North Korean leader’s assassinated half-brother a CIA informant: report
Kim Jong-nam was killed in at Malaysia’s Kuala Lumpur airport in February 2017
Kim Jong-nam, the half-brother of North Korean leader Kim Jong-un who was killed in Malaysia in 2017, was a CIA informant, according to American newspaper The Wall Street Journal.
Citing an unnamed source, the newspaper said that many details of Jong-nam’s relationship with the CIA were unclear and that he had travelled to Malaysia in February to meet his contact at the US organisation, although it may not have been the sole purpose of his trip.
Two women were charged with poisoning Jong-nam by smearing his face with liquid VX, a banned chemical weapon, at Kuala Lumpur airport in February 2017. Both were released from jail in March and April 2019 after the murder charges were dropped.
“Several former US officials said the half-brother, who had lived outside of North Korea for many years and had no known power base in Pyongyang, was unlikely to be able to provide details of the secretive country’s inner workings,” the report said.
Reuters couldn’t independently confirm the report, the Washington Post’s bureau chief in Beijing, refers Jong-nam being an informant in her book The Great Successor.
The report cited several former US officials, said that the half-brother had no real power in Pyongyang and lived outside of North Korea for many years.
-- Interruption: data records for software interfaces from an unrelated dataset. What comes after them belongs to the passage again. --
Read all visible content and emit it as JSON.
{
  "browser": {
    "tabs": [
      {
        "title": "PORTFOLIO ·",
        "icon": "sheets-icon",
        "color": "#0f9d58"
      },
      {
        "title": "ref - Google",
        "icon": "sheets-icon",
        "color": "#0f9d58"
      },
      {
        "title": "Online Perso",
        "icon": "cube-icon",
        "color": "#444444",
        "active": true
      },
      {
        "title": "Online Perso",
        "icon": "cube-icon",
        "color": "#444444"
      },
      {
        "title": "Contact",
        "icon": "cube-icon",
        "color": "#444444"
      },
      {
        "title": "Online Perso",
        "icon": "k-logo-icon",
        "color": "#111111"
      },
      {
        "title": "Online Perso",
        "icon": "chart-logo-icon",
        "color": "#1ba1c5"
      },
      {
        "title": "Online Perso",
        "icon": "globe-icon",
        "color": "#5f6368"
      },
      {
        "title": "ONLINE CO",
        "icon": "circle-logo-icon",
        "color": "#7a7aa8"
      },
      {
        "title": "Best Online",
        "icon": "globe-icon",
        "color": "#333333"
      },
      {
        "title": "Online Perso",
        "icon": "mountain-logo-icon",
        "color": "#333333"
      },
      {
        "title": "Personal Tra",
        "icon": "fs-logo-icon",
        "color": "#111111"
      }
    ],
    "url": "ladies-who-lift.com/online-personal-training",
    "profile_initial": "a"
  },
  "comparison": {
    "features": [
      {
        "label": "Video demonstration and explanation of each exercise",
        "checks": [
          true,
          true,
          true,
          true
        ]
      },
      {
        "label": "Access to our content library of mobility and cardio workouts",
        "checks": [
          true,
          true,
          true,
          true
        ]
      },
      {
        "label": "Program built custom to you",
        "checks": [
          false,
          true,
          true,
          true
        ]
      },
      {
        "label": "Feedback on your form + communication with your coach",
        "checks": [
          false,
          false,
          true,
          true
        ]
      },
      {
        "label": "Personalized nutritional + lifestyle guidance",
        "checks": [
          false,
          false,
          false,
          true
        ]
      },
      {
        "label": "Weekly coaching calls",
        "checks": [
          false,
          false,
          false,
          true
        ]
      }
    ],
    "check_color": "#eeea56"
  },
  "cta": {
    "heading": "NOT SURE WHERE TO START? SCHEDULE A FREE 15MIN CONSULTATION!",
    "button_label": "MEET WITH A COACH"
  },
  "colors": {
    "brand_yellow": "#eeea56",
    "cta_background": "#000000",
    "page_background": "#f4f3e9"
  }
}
South Korea and Washington have said that the North Korean government ordered the assassination of Jong-nam, who had been critical of his family’s rule.
North Korea and American relations have improved in recent months, after Mr Trump met with Mr Kim at two summits in Asia after tensions escalated over North Korea’s nuclear capability.
The CIA declined to comment.
Updated: June 11, 2019 11:26 AM